ACTIVITY: Return the entries exactly as they appear.

RECORD SET:
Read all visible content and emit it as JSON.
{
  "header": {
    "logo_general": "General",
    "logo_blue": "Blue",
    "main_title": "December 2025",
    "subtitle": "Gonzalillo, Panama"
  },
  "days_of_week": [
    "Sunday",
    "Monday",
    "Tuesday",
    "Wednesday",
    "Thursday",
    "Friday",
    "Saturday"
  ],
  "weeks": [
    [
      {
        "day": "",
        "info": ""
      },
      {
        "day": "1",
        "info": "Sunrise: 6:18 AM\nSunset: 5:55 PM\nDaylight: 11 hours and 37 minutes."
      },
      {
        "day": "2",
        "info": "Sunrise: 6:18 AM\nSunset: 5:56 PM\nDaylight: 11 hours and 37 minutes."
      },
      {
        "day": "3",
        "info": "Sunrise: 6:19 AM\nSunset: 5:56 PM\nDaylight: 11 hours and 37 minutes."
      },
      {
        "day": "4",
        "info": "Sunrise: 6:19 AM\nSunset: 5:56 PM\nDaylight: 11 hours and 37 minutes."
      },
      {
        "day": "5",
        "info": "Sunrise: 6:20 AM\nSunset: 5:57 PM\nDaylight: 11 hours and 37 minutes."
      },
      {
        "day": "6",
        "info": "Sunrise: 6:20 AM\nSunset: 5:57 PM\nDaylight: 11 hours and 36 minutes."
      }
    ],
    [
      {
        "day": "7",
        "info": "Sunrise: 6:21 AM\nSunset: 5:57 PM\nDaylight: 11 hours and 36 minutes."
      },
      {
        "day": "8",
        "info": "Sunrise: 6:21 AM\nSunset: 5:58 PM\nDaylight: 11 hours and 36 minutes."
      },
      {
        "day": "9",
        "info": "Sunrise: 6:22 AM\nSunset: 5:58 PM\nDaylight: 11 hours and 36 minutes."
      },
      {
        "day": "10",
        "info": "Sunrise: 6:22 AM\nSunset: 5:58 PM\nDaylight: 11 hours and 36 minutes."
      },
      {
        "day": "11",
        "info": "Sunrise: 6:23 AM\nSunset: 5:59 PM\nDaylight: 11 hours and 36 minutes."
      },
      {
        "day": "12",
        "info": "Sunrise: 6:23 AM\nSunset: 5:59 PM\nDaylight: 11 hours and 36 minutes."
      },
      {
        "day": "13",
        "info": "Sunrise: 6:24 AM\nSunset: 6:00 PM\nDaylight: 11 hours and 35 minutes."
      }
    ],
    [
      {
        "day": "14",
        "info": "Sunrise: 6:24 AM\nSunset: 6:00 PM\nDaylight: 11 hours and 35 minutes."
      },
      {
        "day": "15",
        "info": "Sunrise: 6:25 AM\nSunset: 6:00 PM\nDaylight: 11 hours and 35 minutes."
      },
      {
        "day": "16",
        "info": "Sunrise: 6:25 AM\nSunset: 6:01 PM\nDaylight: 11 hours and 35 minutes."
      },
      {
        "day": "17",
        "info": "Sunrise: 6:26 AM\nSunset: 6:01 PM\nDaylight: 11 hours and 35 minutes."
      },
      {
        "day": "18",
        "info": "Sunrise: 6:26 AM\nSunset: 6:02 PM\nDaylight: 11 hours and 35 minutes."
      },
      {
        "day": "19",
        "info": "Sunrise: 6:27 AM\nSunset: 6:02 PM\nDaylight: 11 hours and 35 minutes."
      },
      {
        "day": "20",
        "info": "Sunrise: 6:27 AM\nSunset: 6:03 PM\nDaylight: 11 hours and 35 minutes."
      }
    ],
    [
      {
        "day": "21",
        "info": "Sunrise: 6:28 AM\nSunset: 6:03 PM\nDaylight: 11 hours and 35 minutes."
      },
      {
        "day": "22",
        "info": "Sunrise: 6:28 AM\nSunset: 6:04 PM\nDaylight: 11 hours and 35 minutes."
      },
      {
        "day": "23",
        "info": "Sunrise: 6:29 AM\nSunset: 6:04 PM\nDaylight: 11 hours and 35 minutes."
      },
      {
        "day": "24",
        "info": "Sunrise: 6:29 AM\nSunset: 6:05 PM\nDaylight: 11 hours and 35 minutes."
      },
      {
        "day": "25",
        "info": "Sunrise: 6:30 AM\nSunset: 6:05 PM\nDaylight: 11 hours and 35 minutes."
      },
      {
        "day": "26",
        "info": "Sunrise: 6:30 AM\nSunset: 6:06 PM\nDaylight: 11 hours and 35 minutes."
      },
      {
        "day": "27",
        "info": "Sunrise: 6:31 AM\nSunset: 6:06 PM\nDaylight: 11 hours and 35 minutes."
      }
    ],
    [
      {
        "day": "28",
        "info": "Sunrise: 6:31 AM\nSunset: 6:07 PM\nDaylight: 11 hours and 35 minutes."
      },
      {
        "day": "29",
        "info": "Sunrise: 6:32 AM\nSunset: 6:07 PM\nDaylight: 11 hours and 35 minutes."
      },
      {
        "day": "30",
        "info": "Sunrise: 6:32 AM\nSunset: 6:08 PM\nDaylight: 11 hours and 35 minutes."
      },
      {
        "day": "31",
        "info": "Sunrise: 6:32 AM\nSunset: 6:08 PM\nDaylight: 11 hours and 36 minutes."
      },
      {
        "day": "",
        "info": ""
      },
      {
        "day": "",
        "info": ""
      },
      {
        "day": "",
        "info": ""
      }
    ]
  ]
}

RESULT OF THIS TASK:
Read all visible content and emit it as JSON.
{
  "header": {
    "logo_general": "General",
    "logo_blue": "Blue",
    "main_title": "December 2025",
    "subtitle": "Gonzalillo, Panama"
  },
  "days_of_week": [
    "Sunday",
    "Monday",
    "Tuesday",
    "Wednesday",
    "Thursday",
    "Friday",
    "Saturday"
  ],
  "weeks": [
    [
      {
        "day": "",
        "info": ""
      },
      {
        "day": "1",
        "info": "Sunrise: 6:18 AM\nSunset: 5:55 PM\nDaylight: 11 hours and 37 minutes."
      },
      {
        "day": "2",
        "info": "Sunrise: 6:18 AM\nSunset: 5:56 PM\nDaylight: 11 hours and 37 minutes."
      },
      {
        "day": "3",
        "info": "Sunrise: 6:19 AM\nSunset: 5:56 PM\nDaylight: 11 hours and 37 minutes."
      },
      {
        "day": "4",
        "info": "Sunrise: 6:19 AM\nSunset: 5:56 PM\nDaylight: 11 hours and 37 minutes."
      },
      {
        "day": "5",
        "info": "Sunrise: 6:20 AM\nSunset: 5:57 PM\nDaylight: 11 hours and 37 minutes."
      },
      {
        "day": "6",
        "info": "Sunrise: 6:20 AM\nSunset: 5:57 PM\nDaylight: 11 hours and 36 minutes."
      }
    ],
    [
      {
        "day": "7",
        "info": "Sunrise: 6:21 AM\nSunset: 5:57 PM\nDaylight: 11 hours and 36 minutes."
      },
      {
        "day": "8",
        "info": "Sunrise: 6:21 AM\nSunset: 5:58 PM\nDaylight: 11 hours and 36 minutes."
      },
      {
        "day": "9",
        "info": "Sunrise: 6:22 AM\nSunset: 5:58 PM\nDaylight: 11 hours and 36 minutes."
      },
      {
        "day": "10",
        "info": "Sunrise: 6:22 AM\nSunset: 5:58 PM\nDaylight: 11 hours and 36 minutes."
      },
      {
        "day": "11",
        "info": "Sunrise: 6:23 AM\nSunset: 5:59 PM\nDaylight: 11 hours and 36 minutes."
      },
      {
        "day": "12",
        "info": "Sunrise: 6:23 AM\nSunset: 5:59 PM\nDaylight: 11 hours and 36 minutes."
      },
      {
        "day": "13",
        "info": "Sunrise: 6:24 AM\nSunset: 6:00 PM\nDaylight: 11 hours and 35 minutes."
      }
    ],
    [
      {
        "day": "14",
        "info": "Sunrise: 6:24 AM\nSunset: 6:00 PM\nDaylight: 11 hours and 35 minutes."
      },
      {
        "day": "15",
        "info": "Sunrise: 6:25 AM\nSunset: 6:00 PM\nDaylight: 11 hours and 35 minutes."
      },
      {
        "day": "16",
        "info": "Sunrise: 6:25 AM\nSunset: 6:01 PM\nDaylight: 11 hours and 35 minutes."
      },
      {
        "day": "17",
        "info": "Sunrise: 6:26 AM\nSunset: 6:01 PM\nDaylight: 11 hours and 35 minutes."
      },
      {
        "day": "18",
        "info": "Sunrise: 6:26 AM\nSunset: 6:02 PM\nDaylight: 11 hours and 35 minutes."
      },
      {
        "day": "19",
        "info": "Sunrise: 6:27 AM\nSunset: 6:02 PM\nDaylight: 11 hours and 35 minutes."
      },
      {
        "day": "20",
        "info": "Sunrise: 6:27 AM\nSunset: 6:03 PM\nDaylight: 11 hours and 35 minutes."
      }
    ],
    [
      {
        "day": "21",
        "info": "Sunrise: 6:28 AM\nSunset: 6:03 PM\nDaylight: 11 hours and 35 minutes."
      },
      {
        "day": "22",
        "info": "Sunrise: 6:28 AM\nSunset: 6:04 PM\nDaylight: 11 hours and 35 minutes."
      },
      {
        "day": "23",
        "info": "Sunrise: 6:29 AM\nSunset: 6:04 PM\nDaylight: 11 hours and 35 minutes."
      },
      {
        "day": "24",
        "info": "Sunrise: 6:29 AM\nSunset: 6:05 PM\nDaylight: 11 hours and 35 minutes."
      },
      {
        "day": "25",
        "info": "Sunrise: 6:30 AM\nSunset: 6:05 PM\nDaylight: 11 hours and 35 minutes."
      },
      {
        "day": "26",
        "info": "Sunrise: 6:30 AM\nSunset: 6:06 PM\nDaylight: 11 hours and 35 minutes."
      },
      {
        "day": "27",
        "info": "Sunrise: 6:31 AM\nSunset: 6:06 PM\nDaylight: 11 hours and 35 minutes."
      }
    ],
    [
      {
        "day": "28",
        "info": "Sunrise: 6:31 AM\nSunset: 6:07 PM\nDaylight: 11 hours and 35 minutes."
      },
      {
        "day": "29",
        "info": "Sunrise: 6:32 AM\nSunset: 6:07 PM\nDaylight: 11 hours and 35 minutes."
      },
      {
        "day": "30",
        "info": "Sunrise: 6:32 AM\nSunset: 6:08 PM\nDaylight: 11 hours and 35 minutes."
      },
      {
        "day": "31",
        "info": "Sunrise: 6:32 AM\nSunset: 6:08 PM\nDaylight: 11 hours and 36 minutes."
      },
      {
        "day": "",
        "info": ""
      },
      {
        "day": "",
        "info": ""
      },
      {
        "day": "",
        "info": ""
      }
    ]
  ]
}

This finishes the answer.